So Microsoft moves slowly, deliberately, one step at a time. Previously, you had to seek out and download this free (and very effective) software on your own. Now it shows up under Optional Updates, if you know where to look. And Microsoft has upped the stakes by altering the license terms so that small businesses can install up to 10 copies of the software free of charge,

The logical next step, of course, is for Microsoft to classify this update as Important, where it will be offered as an automatic update on unprotected PCs (similar to the way the Malicious Software Removal Tool is delivered monthly). At some point, it can and should be fully integrated into the operating system itself.

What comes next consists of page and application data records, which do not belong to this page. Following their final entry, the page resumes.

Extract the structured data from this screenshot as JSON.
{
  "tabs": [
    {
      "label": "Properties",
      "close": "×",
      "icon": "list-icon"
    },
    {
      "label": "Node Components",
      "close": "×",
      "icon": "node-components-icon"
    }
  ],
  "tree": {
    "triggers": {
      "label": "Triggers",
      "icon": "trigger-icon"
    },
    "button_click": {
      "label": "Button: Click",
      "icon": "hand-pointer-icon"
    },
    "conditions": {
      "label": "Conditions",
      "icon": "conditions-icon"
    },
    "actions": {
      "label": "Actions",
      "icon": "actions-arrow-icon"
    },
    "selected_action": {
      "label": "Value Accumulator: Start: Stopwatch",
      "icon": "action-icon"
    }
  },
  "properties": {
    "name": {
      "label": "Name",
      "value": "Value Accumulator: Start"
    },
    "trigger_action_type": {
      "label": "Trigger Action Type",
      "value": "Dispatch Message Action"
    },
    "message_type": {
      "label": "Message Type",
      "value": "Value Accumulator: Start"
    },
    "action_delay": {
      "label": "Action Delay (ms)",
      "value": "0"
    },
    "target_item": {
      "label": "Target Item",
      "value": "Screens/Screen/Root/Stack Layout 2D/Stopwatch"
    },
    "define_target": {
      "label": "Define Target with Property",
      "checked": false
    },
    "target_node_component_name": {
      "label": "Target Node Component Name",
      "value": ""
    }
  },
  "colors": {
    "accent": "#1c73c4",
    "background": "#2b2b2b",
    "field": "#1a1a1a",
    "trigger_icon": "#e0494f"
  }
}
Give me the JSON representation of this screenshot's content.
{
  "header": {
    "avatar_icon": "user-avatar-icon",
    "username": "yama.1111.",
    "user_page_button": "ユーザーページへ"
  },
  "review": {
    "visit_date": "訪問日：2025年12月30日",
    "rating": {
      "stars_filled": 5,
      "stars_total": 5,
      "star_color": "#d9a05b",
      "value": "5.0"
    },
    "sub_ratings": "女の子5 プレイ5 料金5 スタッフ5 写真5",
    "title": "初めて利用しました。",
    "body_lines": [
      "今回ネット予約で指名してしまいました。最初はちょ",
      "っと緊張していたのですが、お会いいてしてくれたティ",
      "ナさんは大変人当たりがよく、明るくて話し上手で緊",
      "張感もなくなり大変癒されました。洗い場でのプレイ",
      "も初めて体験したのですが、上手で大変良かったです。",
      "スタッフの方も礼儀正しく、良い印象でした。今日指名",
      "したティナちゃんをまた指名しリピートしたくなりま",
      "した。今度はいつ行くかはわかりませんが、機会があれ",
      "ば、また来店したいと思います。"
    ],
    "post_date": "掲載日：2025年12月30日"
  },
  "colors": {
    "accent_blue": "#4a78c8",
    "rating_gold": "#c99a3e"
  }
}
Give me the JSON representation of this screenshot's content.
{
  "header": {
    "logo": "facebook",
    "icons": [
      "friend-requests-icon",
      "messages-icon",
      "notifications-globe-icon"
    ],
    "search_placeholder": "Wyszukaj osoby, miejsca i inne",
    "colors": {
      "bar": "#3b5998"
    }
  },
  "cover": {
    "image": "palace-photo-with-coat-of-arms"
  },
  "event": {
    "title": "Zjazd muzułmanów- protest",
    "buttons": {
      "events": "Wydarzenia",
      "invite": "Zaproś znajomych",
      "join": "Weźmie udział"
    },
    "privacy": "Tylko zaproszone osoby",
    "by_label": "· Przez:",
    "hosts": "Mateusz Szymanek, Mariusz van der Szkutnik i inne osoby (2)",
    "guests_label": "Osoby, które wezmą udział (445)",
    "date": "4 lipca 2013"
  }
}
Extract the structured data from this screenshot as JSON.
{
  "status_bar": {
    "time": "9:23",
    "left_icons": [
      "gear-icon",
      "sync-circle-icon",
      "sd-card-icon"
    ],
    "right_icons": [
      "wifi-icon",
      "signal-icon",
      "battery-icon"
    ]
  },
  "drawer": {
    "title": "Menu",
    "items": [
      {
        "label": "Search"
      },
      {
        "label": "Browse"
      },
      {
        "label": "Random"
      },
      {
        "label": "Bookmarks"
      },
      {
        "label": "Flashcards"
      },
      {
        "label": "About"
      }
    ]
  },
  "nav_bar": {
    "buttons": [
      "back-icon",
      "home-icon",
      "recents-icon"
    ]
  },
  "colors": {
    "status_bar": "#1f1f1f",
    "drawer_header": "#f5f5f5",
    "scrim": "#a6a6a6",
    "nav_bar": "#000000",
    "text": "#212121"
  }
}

As the screenshot above makes clear, this update was released roughly two weeks ago, on October 19, but it’s only now beginning to appear on update screens across the United States. (Lee Mathews at Download Squad spotted this update in the wild last week. It wasn’t available on my system then or even earlier today, when I checked for updates manually. Ironically, I was in Redmond at the time, meeting with the Microsoft Security Essentials team and discussing this very issue. It appeared on my system for the first time just a few minutes ago.)

I’m willing to bet that lawyers for the big security software vendors are looking at this development very carefully. Will they actually threaten legal action? Stay tuned.

I asked Symantec and McAfee for any comment on this new decision by Microsoft. A Symantec spokesperson provided the following statement:

It’s clear that today’s threat landscape requires more comprehensive protection than what Microsoft Security Essentials offers. From a security perspective, this Microsoft tool offers reduced defenses at a critical point in the battle against cybercrime. Unique malware and social engineering tricks fly under the radar of traditional signature-based technology alone – which is what is employed by free security tools such as Microsoft’s.

Norton Internet Security and Norton 360 offer protection that is proactive, real-time and proven. Our Norton Insight technology automatically identifies new spyware, viruses and worms without relying on signatures alone and prevents threats from being installed on the system in the first place. In recent testing conducted by, Norton 2011 led a pack of 12 competitive security offerings in both detection and remediation while Microsoft Security Essentials came in second to last. In addition, based on top results across a combination of protection and repair tests, AV-Comparatives awarded Symantec the “Best Product of 2009.”

A McAfee spokesperson sends the following comment:

McAfee wants consumers to be safe online. Options that provide an elementary level of security are free products including Microsoft Security Essentials, however these mostly rely on traditional protection mechanisms.  McAfee products offer not only more features but most importantly, McAfee products offer real-time protection using cloud-based Global Threat Intelligence to combat even the most sophisticated threats thus ensuring complete protection and peace of mind. Availability of free options on the market has not had any impact on McAfee’s Consumer business as evidenced by years of growth and all time record revenue in Q3 2010.

I will have a more detailed look at the current state of security software in a follow-up post.

Main Article on ZDNet